Now turn right going south where you will find the tower-less Mandø Church, a four-nave building made from large medieval bricks, which can be dated to 1639 (restored in 1727) with a west of porch from 1792. The porch has two main doors, either one used depending on the direction of the wind. West of the church stands the bell frame that was erected in 1939. The church is equipped with four ship’s models in remembrance of the many islanders who were seamen.  The altarpiece is a copy of Joakim Skovgaard’s painting Jesus leads the Thief into Paradise. The original is now located in Copenhagen. The pulpit came from Ribe Abbey in 1826, and there is a Romanesque baptismal font made in granite. As well, the 10,000-year-old reindeer antlers once used as hat pegs. The church and the cemetery are situated on a terp in order to be sure during the high tide.

Now, walk back and go past Mandøhuset and further along Mandø Byvej. In the northern part of town you will find Mandø Kro. This small Inn was built before 1900, originally the town hall, but was later rebuild as an Inn with a restaurant and rooms. It has been remodelled several times, but always in the original style. It serves good Danish meals inspired by the local area.
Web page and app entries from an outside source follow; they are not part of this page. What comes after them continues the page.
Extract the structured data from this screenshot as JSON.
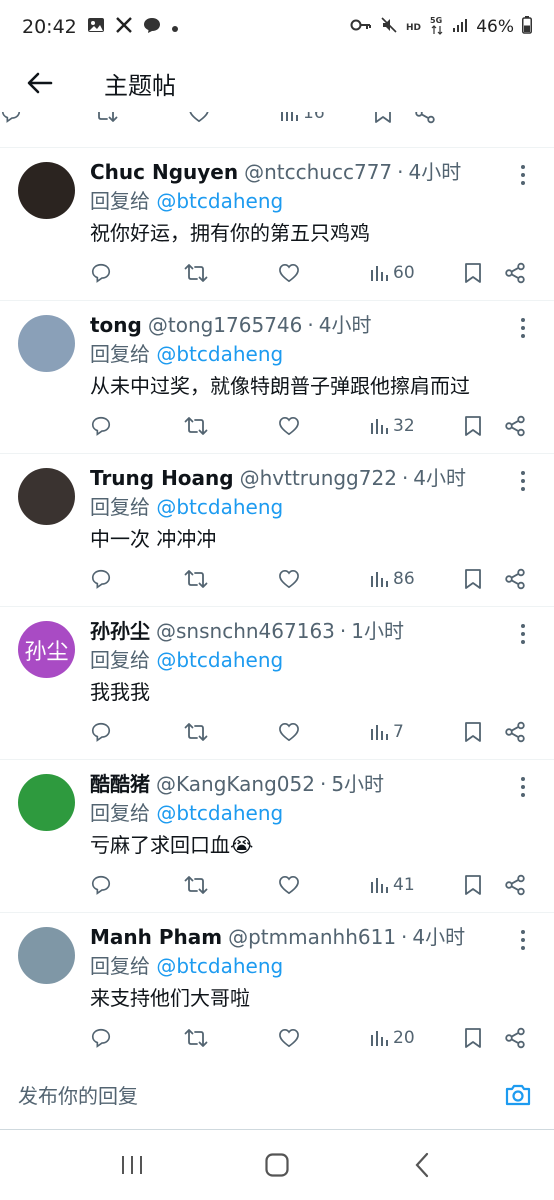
{
  "status": {
    "time": "20:42",
    "battery": "46%"
  },
  "header": {
    "title": "主题帖"
  },
  "partial_top": {
    "views": "16"
  },
  "tweets": [
    {
      "name": "Chuc Nguyen",
      "handle": "@ntcchucc777",
      "time": "4小时",
      "reply_prefix": "回复给",
      "reply_to": "@btcdaheng",
      "text": "祝你好运，拥有你的第五只鸡鸡",
      "views": "60",
      "avatar_text": "",
      "avatar_color": "#2b2420"
    },
    {
      "name": "tong",
      "handle": "@tong1765746",
      "time": "4小时",
      "reply_prefix": "回复给",
      "reply_to": "@btcdaheng",
      "text": "从未中过奖，就像特朗普子弹跟他擦肩而过",
      "views": "32",
      "avatar_text": "",
      "avatar_color": "#8aa0b8"
    },
    {
      "name": "Trung Hoang",
      "handle": "@hvttrungg722",
      "time": "4小时",
      "reply_prefix": "回复给",
      "reply_to": "@btcdaheng",
      "text": "中一次 冲冲冲",
      "views": "86",
      "avatar_text": "",
      "avatar_color": "#3a3330"
    },
    {
      "name": "孙孙尘",
      "handle": "@snsnchn467163",
      "time": "1小时",
      "reply_prefix": "回复给",
      "reply_to": "@btcdaheng",
      "text": "我我我",
      "views": "7",
      "avatar_text": "孙尘",
      "avatar_color": "#a94bc4"
    },
    {
      "name": "酷酷猪",
      "handle": "@KangKang052",
      "time": "5小时",
      "reply_prefix": "回复给",
      "reply_to": "@btcdaheng",
      "text": "亏麻了求回口血😭",
      "views": "41",
      "avatar_text": "",
      "avatar_color": "#2e9a3e"
    },
    {
      "name": "Manh Pham",
      "handle": "@ptmmanhh611",
      "time": "4小时",
      "reply_prefix": "回复给",
      "reply_to": "@btcdaheng",
      "text": "来支持他们大哥啦",
      "views": "20",
      "avatar_text": "",
      "avatar_color": "#7f97a6"
    }
  ],
  "reply_bar": {
    "placeholder": "发布你的回复"
  },
  "colors": {
    "accent": "#1d9bf0",
    "muted": "#536471",
    "text": "#0f1419"
  }
}
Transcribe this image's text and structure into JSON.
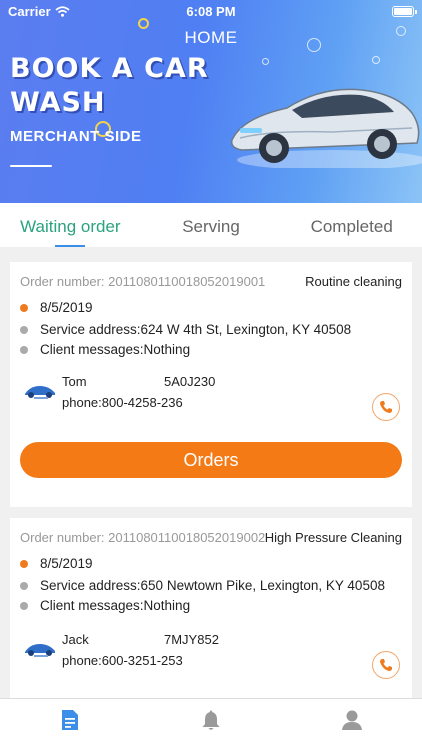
{
  "status_bar": {
    "carrier": "Carrier",
    "time": "6:08 PM"
  },
  "header": {
    "title": "HOME",
    "headline_line1": "BOOK A CAR",
    "headline_line2": "WASH",
    "subheadline": "MERCHANT SIDE"
  },
  "tabs": [
    {
      "label": "Waiting order",
      "active": true
    },
    {
      "label": "Serving",
      "active": false
    },
    {
      "label": "Completed",
      "active": false
    }
  ],
  "orders": [
    {
      "order_number": "Order number: 20110801100180520190​01",
      "service_type": "Routine cleaning",
      "date": "8/5/2019",
      "address": "Service address:624 W 4th St, Lexington, KY 40508",
      "message": "Client messages:Nothing",
      "client_name": "Tom",
      "plate": "5A0J230",
      "phone": "phone:800-4258-236",
      "action_label": "Orders"
    },
    {
      "order_number": "Order number: 20110801100180520190​02",
      "service_type": "High Pressure Cleaning",
      "date": "8/5/2019",
      "address": "Service address:650 Newtown Pike, Lexington, KY 40508",
      "message": "Client messages:Nothing",
      "client_name": "Jack",
      "plate": "7MJY852",
      "phone": "phone:600-3251-253"
    }
  ],
  "bottom_nav": [
    {
      "icon": "document-icon",
      "active": true
    },
    {
      "icon": "bell-icon",
      "active": false
    },
    {
      "icon": "user-icon",
      "active": false
    }
  ],
  "colors": {
    "accent_orange": "#f47a16",
    "active_tab": "#2aa37e",
    "tab_indicator": "#3c8ee8",
    "nav_active": "#3c8ee8",
    "nav_inactive": "#9a9a9a"
  }
}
The last stop is the town’s landmark, the mill, which can be seen from the Inn. The old Mandø Mill, a Dutch windmill from 1832, has functioned as a mill up to the WW II. The restoration, done between 2008 and 2009, maintained the mill’s early look and function and reused original parts. Today, the mill is fully functional and can mill grain. Visit the little store inside the mill. All profits go to the mill in full.  

Having taken this little Mandø town tour, you are now ready to make the acquaintance, by hiking or biking, with the island’s unique flora and fauna.

A walk along Låningsvejen is an intense experience where you are at eye level with the sea and the open marshland.
The trip is 6.5 km.
Remember to always check the tidal table, and that all traffic is at your own risk.

Mandø Ebbevej
A walk across the dry seabed on Ebbevejen is a step closer to nature. Ebbevejen is marked with rice brooms.
The trip is about 5 km.
Remember to always check the tidal table, and that all traffic is at your own risk.